Bankruptcy – Creditor’s Petition


What is a creditor’s petition?

A creditor’s petition is where a creditor whose debt remains unsatisfied applies to the court to have a person declared bankrupt.

If the court grants the application, the order of the court is referred to as a sequestration order, and the individual is declared bankrupt at that time.

The creditor who applies to the court is referred to as the petitioning creditor.

Who will conduct my bankruptcy?

Once a person has been declared bankrupt, a trustee is appointed to administer the bankrupt estate.

The petitioning creditor may nominate a trustee to conduct your bankrupt estate. Only registered trustees in bankruptcy are eligible to provide a consent to act. The consent to act is provided to the court as part of the application.

If a consent to act as trustee has been filed prior to the sequestration order being granted, the trustee nominated will (in most cases) become the trustee of the bankrupt estate.

If no consent to act is filed by a registered trustee, the estate will be administered by the Official Trustee in Bankruptcy.

In certain circumstances, the Official Trustee in Bankruptcy may seek to transfer the bankrupt estate out to a registered trustee to take over the administration of the estate.

Why seek a creditor’s petition?

A creditor may seek to file a creditors petition when all other attempts to recover their debts from the individual remain unsatisfied.

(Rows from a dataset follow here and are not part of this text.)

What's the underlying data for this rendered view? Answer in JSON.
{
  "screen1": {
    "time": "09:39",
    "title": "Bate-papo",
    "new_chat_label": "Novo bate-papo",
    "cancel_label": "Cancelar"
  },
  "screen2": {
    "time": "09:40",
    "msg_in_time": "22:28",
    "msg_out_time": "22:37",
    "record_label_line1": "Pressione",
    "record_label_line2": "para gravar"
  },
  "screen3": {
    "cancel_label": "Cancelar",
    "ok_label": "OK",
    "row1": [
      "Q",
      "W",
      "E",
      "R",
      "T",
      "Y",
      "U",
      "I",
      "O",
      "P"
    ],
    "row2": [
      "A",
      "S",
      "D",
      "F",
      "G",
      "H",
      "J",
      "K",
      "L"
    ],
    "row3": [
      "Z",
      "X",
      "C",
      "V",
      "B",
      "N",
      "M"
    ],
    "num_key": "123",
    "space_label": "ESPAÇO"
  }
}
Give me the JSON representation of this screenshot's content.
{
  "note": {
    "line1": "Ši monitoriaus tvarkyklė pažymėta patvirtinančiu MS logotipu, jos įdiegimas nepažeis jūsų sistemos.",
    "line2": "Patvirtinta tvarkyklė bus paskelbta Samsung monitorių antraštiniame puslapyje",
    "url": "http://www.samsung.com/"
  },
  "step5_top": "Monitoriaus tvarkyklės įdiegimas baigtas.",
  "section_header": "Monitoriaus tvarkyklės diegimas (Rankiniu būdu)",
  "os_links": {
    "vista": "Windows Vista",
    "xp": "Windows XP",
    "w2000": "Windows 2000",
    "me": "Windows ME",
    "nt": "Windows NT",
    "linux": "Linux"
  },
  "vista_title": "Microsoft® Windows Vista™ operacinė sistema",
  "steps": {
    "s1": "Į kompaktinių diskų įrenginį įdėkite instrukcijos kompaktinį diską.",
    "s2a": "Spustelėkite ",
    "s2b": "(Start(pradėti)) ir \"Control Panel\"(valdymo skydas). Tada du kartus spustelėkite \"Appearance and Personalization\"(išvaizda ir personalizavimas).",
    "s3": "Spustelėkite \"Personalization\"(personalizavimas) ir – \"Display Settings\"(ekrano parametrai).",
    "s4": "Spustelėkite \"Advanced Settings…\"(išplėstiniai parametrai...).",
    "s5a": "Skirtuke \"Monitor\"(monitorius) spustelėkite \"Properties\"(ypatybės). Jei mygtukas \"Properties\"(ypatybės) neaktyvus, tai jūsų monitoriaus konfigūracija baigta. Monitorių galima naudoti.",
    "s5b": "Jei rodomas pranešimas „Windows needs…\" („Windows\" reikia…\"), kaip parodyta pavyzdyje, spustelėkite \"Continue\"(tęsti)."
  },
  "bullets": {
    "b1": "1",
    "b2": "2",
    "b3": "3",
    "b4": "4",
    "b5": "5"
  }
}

What will happen to my assets if I am declared bankrupt?

The Bankruptcy Act provides for a number of asset classes to be exempt from the trustee to realise for the benefit of the estate. These asset classes are referred to as non-divisible property.

The following is a list of some (not all) of the categories of non-divisible property:

  • Necessary household furnishings and clothing.
  • Motor vehicles whose value is below the threshold.
  • Tools of trade whose value is below the threshold.
  • The value of the benefit held in superannuation.
  • Proceeds of compensation for an injury or a wrong done.

The threshold limits have not been listed above as they are amended every 6 months.

An interest in real estate is an asset that the trustee in bankruptcy can realise for the benefit of the estate.

If there is a joint owner of the property, in certain circumstances, an arrangement can be made for the joint owner to purchase the bankrupt estate’s interest in the property, without the need to vacate and sell the property.

Bankruptcy does not prevent a creditor who holds a valid security interest from repossessing or recovering assets subject to their security.

Is there a limit to how much I can earn whilst I am bankrupt?

There are no provisions in the Bankruptcy Act which prevent a person from earning above a certain amount.

Where the income of a bankrupt exceeds a certain threshold limit, the bankrupt is required to make a payment to the bankrupt estate from that income. This obligation is referred to as income contributions.

Income contributions are calculated based on the after-tax income of the bankrupt during the calendar year of their bankruptcy, (not a financial year).

The threshold limit to be applied to each estate varies depending on the number of parties who may be dependent upon the bankrupt for financial support. In most cases, this refers to children who reside with the bankrupt.

For every after-tax dollar that exceeds the threshold limit, the bankrupt is required to pay half of this sum to the estate.

A bankrupt’s income will remain liable to be assessed until they are discharged from bankruptcy, which in most cases will be 3 years from the date that their Statement of Affairs is accepted by the Official Receiver.

When will I be discharged from bankruptcy?

A bankrupt is entitled to be automatically discharged from bankruptcy after 3 years and 1 day of their Statement of Affairs being filed and accepted by the Official Receiver. 

After an individual is declared bankrupt by the court, the trustee of the estate will write to them seeking that they complete and return a number of documents. One of those documents is a Statement of Affairs.

This completed document is required to be filed with the Official Receiver. If the form is not completed correctly, the Official Receiver may reject the form requiring the deficiencies to be addressed.

After the Official Receiver accepts the Statement of Affairs, the bankrupt will be eligible for automatic discharge from bankruptcy 3 years and 1 day after this date.

Where a bankrupt has not complied with their obligations under the Bankruptcy Act, an objection may be filed by the trustee to prevent their automatic discharge from bankruptcy. If the objection is upheld, the discharge period may be extended by a further 2 or 5 years. This can result in a person remaining an undischarged bankrupt for a period of 5 – 8 years after their Statement of Affairs is accepted by the Official Receiver.

Having Insolvency Concerns?

Please contact KHR Insolvency for an obligation free consultation to discuss your circumstances.